- Task directions -
Show me every line in the listing that has the word "icon".

- Provided records -

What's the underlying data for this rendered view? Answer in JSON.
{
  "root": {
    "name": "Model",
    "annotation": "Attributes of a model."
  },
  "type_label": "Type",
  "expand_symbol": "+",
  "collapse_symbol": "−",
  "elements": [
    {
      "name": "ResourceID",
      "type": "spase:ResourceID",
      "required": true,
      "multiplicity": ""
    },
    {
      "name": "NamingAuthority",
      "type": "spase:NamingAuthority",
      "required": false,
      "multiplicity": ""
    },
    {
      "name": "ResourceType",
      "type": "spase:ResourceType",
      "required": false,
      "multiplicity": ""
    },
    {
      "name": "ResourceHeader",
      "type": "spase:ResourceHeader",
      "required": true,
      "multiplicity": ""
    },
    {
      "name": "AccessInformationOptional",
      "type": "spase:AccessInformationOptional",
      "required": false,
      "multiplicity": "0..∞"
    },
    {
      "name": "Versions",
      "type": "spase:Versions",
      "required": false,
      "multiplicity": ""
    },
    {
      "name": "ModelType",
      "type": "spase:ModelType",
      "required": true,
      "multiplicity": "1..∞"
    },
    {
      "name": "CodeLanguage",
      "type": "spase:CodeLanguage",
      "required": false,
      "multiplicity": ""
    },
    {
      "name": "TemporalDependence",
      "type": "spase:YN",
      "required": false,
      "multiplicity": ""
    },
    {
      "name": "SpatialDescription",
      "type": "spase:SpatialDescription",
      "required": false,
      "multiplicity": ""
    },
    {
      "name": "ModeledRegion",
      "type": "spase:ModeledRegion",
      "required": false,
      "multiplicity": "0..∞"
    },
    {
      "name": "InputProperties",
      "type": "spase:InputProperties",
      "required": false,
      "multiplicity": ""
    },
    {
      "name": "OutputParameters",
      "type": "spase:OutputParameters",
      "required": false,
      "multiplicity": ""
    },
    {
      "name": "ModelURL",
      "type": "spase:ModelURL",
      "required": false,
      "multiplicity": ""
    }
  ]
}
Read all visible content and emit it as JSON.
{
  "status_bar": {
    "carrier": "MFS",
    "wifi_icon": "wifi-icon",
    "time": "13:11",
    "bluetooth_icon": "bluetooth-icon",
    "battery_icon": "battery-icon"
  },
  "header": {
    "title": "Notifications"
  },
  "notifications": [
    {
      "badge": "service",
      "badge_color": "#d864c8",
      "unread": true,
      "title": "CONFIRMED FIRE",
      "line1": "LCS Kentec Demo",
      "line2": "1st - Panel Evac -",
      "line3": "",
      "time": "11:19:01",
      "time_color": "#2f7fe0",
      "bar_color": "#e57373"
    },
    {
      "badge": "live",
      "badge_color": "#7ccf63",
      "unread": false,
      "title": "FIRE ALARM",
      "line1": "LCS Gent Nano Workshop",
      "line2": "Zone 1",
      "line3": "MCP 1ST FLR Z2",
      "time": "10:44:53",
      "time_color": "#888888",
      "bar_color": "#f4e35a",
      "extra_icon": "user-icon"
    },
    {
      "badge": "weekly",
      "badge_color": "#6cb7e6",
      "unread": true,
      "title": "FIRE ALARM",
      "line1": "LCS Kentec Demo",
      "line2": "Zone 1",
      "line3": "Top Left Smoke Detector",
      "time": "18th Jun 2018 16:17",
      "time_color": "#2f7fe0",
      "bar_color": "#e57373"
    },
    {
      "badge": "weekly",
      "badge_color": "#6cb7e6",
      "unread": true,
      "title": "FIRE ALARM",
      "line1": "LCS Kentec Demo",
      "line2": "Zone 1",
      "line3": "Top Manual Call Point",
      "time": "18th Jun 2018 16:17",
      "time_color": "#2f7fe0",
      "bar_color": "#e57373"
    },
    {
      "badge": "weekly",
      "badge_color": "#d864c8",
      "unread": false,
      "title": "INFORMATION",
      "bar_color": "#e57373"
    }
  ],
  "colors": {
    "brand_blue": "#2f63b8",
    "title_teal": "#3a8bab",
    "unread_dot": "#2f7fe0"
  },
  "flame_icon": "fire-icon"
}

- Task output -
    "wifi_icon": "wifi-icon",
    "bluetooth_icon": "bluetooth-icon",
    "battery_icon": "battery-icon"
      "extra_icon": "user-icon"
  "flame_icon": "fire-icon"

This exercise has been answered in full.